WHAT THE EXERCISE ASKS
Extract every line of the material that holds the string "Configuration".

======

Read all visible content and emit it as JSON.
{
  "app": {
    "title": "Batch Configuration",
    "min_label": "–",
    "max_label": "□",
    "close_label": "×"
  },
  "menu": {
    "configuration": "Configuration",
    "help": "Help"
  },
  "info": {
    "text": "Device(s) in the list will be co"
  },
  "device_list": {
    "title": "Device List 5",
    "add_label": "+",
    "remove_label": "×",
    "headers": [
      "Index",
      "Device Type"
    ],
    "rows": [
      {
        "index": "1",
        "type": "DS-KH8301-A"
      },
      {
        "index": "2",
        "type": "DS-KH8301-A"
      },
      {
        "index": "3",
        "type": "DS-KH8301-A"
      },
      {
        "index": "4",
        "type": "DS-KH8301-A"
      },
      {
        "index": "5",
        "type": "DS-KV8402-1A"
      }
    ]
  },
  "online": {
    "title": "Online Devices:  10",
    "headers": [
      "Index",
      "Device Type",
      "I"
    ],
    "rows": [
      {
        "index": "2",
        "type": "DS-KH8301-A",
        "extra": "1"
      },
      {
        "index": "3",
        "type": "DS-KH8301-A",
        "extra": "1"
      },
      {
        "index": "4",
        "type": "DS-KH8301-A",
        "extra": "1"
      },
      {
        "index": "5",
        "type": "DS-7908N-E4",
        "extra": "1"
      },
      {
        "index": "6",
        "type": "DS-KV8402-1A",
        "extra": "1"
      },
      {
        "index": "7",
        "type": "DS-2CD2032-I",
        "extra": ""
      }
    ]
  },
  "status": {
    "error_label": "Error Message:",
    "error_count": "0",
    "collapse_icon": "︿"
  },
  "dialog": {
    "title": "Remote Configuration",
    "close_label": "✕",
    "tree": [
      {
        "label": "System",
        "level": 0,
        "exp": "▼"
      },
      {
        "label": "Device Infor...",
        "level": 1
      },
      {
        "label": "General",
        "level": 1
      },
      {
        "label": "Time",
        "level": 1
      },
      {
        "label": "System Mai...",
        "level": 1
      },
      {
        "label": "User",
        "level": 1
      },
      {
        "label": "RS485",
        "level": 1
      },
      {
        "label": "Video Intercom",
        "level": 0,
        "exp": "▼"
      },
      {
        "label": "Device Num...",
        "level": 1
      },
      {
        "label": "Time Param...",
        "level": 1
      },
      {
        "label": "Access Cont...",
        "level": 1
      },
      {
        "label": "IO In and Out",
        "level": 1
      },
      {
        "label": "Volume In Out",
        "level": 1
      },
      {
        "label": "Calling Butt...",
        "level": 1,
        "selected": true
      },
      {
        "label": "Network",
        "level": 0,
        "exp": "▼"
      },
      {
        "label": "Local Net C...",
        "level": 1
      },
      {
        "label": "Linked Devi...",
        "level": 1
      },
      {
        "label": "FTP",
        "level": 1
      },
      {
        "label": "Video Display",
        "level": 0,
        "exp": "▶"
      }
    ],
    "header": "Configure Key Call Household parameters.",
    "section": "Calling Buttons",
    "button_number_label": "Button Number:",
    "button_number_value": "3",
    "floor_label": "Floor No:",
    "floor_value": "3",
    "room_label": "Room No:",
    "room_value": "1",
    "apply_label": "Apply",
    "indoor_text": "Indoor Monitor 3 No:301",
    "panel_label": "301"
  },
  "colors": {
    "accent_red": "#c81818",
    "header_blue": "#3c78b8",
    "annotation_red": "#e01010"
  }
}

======

ANSWER TO THIS PROBLEM
    "title": "Batch Configuration",
    "configuration": "Configuration",
    "title": "Remote Configuration",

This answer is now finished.